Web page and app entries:
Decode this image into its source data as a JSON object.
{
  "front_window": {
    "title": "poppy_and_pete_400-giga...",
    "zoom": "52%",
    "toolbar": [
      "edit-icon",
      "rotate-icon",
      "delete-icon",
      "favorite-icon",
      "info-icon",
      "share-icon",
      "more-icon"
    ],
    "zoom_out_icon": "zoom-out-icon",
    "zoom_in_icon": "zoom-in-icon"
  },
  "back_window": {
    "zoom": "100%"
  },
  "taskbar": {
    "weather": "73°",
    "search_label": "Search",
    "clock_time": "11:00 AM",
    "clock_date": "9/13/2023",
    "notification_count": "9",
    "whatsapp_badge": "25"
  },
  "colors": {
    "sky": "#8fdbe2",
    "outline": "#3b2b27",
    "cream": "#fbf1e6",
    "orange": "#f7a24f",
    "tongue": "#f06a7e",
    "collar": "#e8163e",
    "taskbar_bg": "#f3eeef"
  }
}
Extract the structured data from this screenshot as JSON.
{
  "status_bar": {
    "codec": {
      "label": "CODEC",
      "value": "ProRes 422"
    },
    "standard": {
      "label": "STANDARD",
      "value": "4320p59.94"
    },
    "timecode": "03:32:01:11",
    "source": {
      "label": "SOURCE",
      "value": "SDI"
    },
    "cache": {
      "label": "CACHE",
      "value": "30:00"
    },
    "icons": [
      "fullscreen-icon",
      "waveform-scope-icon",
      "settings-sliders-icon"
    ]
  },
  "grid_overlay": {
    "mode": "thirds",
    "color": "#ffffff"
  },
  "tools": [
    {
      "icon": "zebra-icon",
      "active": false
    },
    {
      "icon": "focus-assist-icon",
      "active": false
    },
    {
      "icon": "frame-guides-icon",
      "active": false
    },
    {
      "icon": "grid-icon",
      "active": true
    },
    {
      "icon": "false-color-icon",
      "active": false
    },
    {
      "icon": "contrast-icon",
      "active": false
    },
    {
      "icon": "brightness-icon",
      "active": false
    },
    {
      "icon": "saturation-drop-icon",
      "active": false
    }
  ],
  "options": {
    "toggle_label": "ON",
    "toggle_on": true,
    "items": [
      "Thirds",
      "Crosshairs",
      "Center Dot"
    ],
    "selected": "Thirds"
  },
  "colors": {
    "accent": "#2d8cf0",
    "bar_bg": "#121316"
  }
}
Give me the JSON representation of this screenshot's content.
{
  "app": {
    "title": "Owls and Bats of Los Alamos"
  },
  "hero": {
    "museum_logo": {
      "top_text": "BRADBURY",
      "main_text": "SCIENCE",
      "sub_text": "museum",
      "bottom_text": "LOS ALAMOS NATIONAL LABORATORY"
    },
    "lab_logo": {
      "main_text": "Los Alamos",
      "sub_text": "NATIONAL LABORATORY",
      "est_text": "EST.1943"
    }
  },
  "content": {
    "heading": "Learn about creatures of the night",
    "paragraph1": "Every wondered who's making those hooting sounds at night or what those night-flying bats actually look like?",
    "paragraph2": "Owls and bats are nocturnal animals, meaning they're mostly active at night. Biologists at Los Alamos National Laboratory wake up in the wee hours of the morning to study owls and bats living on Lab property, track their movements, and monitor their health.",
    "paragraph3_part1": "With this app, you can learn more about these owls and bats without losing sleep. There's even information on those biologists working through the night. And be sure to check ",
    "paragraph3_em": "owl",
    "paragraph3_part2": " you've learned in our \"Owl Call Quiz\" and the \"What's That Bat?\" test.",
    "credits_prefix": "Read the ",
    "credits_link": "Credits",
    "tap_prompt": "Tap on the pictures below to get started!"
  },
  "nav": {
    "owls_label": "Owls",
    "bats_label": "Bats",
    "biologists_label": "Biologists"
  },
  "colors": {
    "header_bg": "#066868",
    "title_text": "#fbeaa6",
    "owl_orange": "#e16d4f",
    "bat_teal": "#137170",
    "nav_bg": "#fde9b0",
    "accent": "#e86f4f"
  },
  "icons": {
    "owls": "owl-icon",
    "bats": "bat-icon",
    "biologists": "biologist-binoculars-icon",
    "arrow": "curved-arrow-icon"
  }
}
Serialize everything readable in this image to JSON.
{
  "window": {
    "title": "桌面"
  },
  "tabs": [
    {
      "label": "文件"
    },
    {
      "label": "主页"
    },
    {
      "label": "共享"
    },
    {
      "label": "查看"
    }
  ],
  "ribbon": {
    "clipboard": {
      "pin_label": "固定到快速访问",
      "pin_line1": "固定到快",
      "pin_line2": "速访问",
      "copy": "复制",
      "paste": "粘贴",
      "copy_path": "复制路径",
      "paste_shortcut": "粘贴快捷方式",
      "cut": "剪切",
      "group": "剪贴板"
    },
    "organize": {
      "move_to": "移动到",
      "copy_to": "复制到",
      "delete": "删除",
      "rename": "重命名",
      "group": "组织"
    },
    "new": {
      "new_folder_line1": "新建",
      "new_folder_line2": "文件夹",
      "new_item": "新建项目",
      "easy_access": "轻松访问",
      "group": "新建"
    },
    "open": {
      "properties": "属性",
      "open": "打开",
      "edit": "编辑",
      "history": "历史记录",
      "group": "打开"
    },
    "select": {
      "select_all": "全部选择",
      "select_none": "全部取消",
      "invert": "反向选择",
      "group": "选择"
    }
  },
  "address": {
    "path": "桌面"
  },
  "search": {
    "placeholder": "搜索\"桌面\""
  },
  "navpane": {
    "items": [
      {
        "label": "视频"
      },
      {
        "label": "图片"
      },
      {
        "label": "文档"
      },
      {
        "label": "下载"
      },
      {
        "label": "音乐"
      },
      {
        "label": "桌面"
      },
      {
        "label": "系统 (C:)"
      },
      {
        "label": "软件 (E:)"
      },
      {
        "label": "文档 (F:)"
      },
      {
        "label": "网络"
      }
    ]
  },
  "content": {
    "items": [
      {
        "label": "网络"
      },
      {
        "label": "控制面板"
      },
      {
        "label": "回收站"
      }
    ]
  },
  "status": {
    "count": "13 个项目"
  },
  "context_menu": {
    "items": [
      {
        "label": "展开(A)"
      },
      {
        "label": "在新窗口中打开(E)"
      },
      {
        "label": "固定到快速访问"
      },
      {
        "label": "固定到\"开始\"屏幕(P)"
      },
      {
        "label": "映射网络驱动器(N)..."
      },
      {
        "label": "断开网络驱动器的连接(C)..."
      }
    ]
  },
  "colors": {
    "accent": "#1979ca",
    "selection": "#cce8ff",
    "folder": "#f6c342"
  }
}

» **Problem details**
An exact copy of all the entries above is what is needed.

» **Written solution**
Decode this image into its source data as a JSON object.
{
  "front_window": {
    "title": "poppy_and_pete_400-giga...",
    "zoom": "52%",
    "toolbar": [
      "edit-icon",
      "rotate-icon",
      "delete-icon",
      "favorite-icon",
      "info-icon",
      "share-icon",
      "more-icon"
    ],
    "zoom_out_icon": "zoom-out-icon",
    "zoom_in_icon": "zoom-in-icon"
  },
  "back_window": {
    "zoom": "100%"
  },
  "taskbar": {
    "weather": "73°",
    "search_label": "Search",
    "clock_time": "11:00 AM",
    "clock_date": "9/13/2023",
    "notification_count": "9",
    "whatsapp_badge": "25"
  },
  "colors": {
    "sky": "#8fdbe2",
    "outline": "#3b2b27",
    "cream": "#fbf1e6",
    "orange": "#f7a24f",
    "tongue": "#f06a7e",
    "collar": "#e8163e",
    "taskbar_bg": "#f3eeef"
  }
}
Extract the structured data from this screenshot as JSON.
{
  "status_bar": {
    "codec": {
      "label": "CODEC",
      "value": "ProRes 422"
    },
    "standard": {
      "label": "STANDARD",
      "value": "4320p59.94"
    },
    "timecode": "03:32:01:11",
    "source": {
      "label": "SOURCE",
      "value": "SDI"
    },
    "cache": {
      "label": "CACHE",
      "value": "30:00"
    },
    "icons": [
      "fullscreen-icon",
      "waveform-scope-icon",
      "settings-sliders-icon"
    ]
  },
  "grid_overlay": {
    "mode": "thirds",
    "color": "#ffffff"
  },
  "tools": [
    {
      "icon": "zebra-icon",
      "active": false
    },
    {
      "icon": "focus-assist-icon",
      "active": false
    },
    {
      "icon": "frame-guides-icon",
      "active": false
    },
    {
      "icon": "grid-icon",
      "active": true
    },
    {
      "icon": "false-color-icon",
      "active": false
    },
    {
      "icon": "contrast-icon",
      "active": false
    },
    {
      "icon": "brightness-icon",
      "active": false
    },
    {
      "icon": "saturation-drop-icon",
      "active": false
    }
  ],
  "options": {
    "toggle_label": "ON",
    "toggle_on": true,
    "items": [
      "Thirds",
      "Crosshairs",
      "Center Dot"
    ],
    "selected": "Thirds"
  },
  "colors": {
    "accent": "#2d8cf0",
    "bar_bg": "#121316"
  }
}
Give me the JSON representation of this screenshot's content.
{
  "app": {
    "title": "Owls and Bats of Los Alamos"
  },
  "hero": {
    "museum_logo": {
      "top_text": "BRADBURY",
      "main_text": "SCIENCE",
      "sub_text": "museum",
      "bottom_text": "LOS ALAMOS NATIONAL LABORATORY"
    },
    "lab_logo": {
      "main_text": "Los Alamos",
      "sub_text": "NATIONAL LABORATORY",
      "est_text": "EST.1943"
    }
  },
  "content": {
    "heading": "Learn about creatures of the night",
    "paragraph1": "Every wondered who's making those hooting sounds at night or what those night-flying bats actually look like?",
    "paragraph2": "Owls and bats are nocturnal animals, meaning they're mostly active at night. Biologists at Los Alamos National Laboratory wake up in the wee hours of the morning to study owls and bats living on Lab property, track their movements, and monitor their health.",
    "paragraph3_part1": "With this app, you can learn more about these owls and bats without losing sleep. There's even information on those biologists working through the night. And be sure to check ",
    "paragraph3_em": "owl",
    "paragraph3_part2": " you've learned in our \"Owl Call Quiz\" and the \"What's That Bat?\" test.",
    "credits_prefix": "Read the ",
    "credits_link": "Credits",
    "tap_prompt": "Tap on the pictures below to get started!"
  },
  "nav": {
    "owls_label": "Owls",
    "bats_label": "Bats",
    "biologists_label": "Biologists"
  },
  "colors": {
    "header_bg": "#066868",
    "title_text": "#fbeaa6",
    "owl_orange": "#e16d4f",
    "bat_teal": "#137170",
    "nav_bg": "#fde9b0",
    "accent": "#e86f4f"
  },
  "icons": {
    "owls": "owl-icon",
    "bats": "bat-icon",
    "biologists": "biologist-binoculars-icon",
    "arrow": "curved-arrow-icon"
  }
}
Serialize everything readable in this image to JSON.
{
  "window": {
    "title": "桌面"
  },
  "tabs": [
    {
      "label": "文件"
    },
    {
      "label": "主页"
    },
    {
      "label": "共享"
    },
    {
      "label": "查看"
    }
  ],
  "ribbon": {
    "clipboard": {
      "pin_label": "固定到快速访问",
      "pin_line1": "固定到快",
      "pin_line2": "速访问",
      "copy": "复制",
      "paste": "粘贴",
      "copy_path": "复制路径",
      "paste_shortcut": "粘贴快捷方式",
      "cut": "剪切",
      "group": "剪贴板"
    },
    "organize": {
      "move_to": "移动到",
      "copy_to": "复制到",
      "delete": "删除",
      "rename": "重命名",
      "group": "组织"
    },
    "new": {
      "new_folder_line1": "新建",
      "new_folder_line2": "文件夹",
      "new_item": "新建项目",
      "easy_access": "轻松访问",
      "group": "新建"
    },
    "open": {
      "properties": "属性",
      "open": "打开",
      "edit": "编辑",
      "history": "历史记录",
      "group": "打开"
    },
    "select": {
      "select_all": "全部选择",
      "select_none": "全部取消",
      "invert": "反向选择",
      "group": "选择"
    }
  },
  "address": {
    "path": "桌面"
  },
  "search": {
    "placeholder": "搜索\"桌面\""
  },
  "navpane": {
    "items": [
      {
        "label": "视频"
      },
      {
        "label": "图片"
      },
      {
        "label": "文档"
      },
      {
        "label": "下载"
      },
      {
        "label": "音乐"
      },
      {
        "label": "桌面"
      },
      {
        "label": "系统 (C:)"
      },
      {
        "label": "软件 (E:)"
      },
      {
        "label": "文档 (F:)"
      },
      {
        "label": "网络"
      }
    ]
  },
  "content": {
    "items": [
      {
        "label": "网络"
      },
      {
        "label": "控制面板"
      },
      {
        "label": "回收站"
      }
    ]
  },
  "status": {
    "count": "13 个项目"
  },
  "context_menu": {
    "items": [
      {
        "label": "展开(A)"
      },
      {
        "label": "在新窗口中打开(E)"
      },
      {
        "label": "固定到快速访问"
      },
      {
        "label": "固定到\"开始\"屏幕(P)"
      },
      {
        "label": "映射网络驱动器(N)..."
      },
      {
        "label": "断开网络驱动器的连接(C)..."
      }
    ]
  },
  "colors": {
    "accent": "#1979ca",
    "selection": "#cce8ff",
    "folder": "#f6c342"
  }
}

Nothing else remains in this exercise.